Recently, an eye-opening piece by the Washington Post shed light on details of a secret CIA prison in Poland that the U.S used to torture and interrogate terrorists from their wars in the Middle East. Most notable of those interrogated was Khalid Sheik Mohammed, the self-declared mastermind of the attacks on 9/11. Reports say he was water boarded 183 times at the remote villa turned prison.

Put aside your opinions on water boarding and torture just for a moment. Turns out Poland officials knowingly turned a blind eye to these happenings thanks to a $15 million bribe handed to them by the CIA. Where does that hit on your moral compass?

The piece is so well written that I find it only appropriate to allow its writer, Adam Goldman, to set the almost surreal cinematic scene that turns out to be anything but:

On a cold day in early 2003, two senior CIA officers arrived at the U.S. Embassy in Warsaw to pick up a pair of large cardboard boxes. Inside were bundles of cash totaling $15 million that had been flown from Germany via diplomatic pouch.

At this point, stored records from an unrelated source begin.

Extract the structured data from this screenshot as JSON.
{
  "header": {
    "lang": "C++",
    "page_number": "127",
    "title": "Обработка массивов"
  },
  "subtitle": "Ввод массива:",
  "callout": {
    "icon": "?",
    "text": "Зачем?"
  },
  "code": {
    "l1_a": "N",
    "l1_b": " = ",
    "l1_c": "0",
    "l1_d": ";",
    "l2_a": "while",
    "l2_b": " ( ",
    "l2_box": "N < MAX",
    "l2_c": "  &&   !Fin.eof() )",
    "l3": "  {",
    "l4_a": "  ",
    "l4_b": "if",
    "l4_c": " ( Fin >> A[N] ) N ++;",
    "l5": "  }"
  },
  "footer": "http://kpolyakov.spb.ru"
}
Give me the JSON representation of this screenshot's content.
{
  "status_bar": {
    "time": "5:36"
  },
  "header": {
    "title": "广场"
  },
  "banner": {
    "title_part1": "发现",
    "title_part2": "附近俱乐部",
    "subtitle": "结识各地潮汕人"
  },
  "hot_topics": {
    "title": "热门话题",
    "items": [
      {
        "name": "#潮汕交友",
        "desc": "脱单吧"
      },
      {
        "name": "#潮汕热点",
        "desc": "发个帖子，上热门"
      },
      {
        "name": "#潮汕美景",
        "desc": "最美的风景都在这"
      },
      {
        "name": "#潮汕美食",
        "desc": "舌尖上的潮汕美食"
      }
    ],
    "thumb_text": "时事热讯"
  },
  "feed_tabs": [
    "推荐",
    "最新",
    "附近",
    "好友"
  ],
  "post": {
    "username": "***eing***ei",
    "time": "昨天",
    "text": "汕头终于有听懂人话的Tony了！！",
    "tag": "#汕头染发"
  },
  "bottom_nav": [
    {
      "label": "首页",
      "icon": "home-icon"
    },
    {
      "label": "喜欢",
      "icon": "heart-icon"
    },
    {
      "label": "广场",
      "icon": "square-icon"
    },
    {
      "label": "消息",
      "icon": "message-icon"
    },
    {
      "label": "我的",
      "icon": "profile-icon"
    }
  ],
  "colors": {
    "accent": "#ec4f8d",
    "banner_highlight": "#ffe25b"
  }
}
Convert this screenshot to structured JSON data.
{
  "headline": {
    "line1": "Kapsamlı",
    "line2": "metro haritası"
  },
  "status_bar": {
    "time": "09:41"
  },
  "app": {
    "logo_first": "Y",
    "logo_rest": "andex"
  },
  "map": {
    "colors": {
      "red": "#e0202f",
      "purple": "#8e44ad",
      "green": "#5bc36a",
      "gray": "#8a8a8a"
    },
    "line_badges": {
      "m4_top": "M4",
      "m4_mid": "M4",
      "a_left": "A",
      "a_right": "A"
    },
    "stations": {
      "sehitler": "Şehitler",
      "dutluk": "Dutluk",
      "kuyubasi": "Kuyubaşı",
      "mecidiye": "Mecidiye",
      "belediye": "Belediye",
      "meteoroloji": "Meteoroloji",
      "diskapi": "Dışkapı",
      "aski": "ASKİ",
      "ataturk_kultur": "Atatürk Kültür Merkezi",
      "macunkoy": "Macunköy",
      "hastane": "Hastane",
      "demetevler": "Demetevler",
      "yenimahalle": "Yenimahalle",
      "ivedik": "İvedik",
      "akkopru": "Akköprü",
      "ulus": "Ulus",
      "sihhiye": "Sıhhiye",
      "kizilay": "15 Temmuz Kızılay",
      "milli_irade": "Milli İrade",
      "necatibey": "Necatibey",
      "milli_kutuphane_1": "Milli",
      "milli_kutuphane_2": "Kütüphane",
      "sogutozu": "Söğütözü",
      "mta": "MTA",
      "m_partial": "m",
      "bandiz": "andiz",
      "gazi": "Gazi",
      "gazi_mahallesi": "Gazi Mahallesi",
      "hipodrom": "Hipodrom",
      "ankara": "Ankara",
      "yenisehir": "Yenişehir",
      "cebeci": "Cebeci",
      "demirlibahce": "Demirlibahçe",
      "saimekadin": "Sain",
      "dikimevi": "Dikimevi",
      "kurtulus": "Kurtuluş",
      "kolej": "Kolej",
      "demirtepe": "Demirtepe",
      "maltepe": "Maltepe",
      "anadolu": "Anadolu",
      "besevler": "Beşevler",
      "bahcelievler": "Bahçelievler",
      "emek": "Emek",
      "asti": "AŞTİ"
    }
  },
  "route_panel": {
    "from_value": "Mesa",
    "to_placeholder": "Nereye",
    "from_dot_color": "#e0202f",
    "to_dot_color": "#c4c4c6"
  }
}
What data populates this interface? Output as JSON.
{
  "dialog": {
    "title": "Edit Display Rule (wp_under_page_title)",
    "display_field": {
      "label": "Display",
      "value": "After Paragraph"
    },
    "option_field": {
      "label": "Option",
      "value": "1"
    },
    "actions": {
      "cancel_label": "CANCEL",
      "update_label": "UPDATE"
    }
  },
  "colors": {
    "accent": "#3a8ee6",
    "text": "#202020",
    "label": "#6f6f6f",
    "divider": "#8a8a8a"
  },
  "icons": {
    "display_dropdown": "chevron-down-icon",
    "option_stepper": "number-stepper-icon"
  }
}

The men put the boxes in a van and weaved through the Polish capital until coming to the headquarters of Polish intelligence. They were met by Col. ­Andrzej Derlatka, deputy chief of the intelligence service, and two of his associates.

You can read the rest of the piece here. 

What do you make of the U.S and Poland’s actions here? Were they immoral or a necessary evil?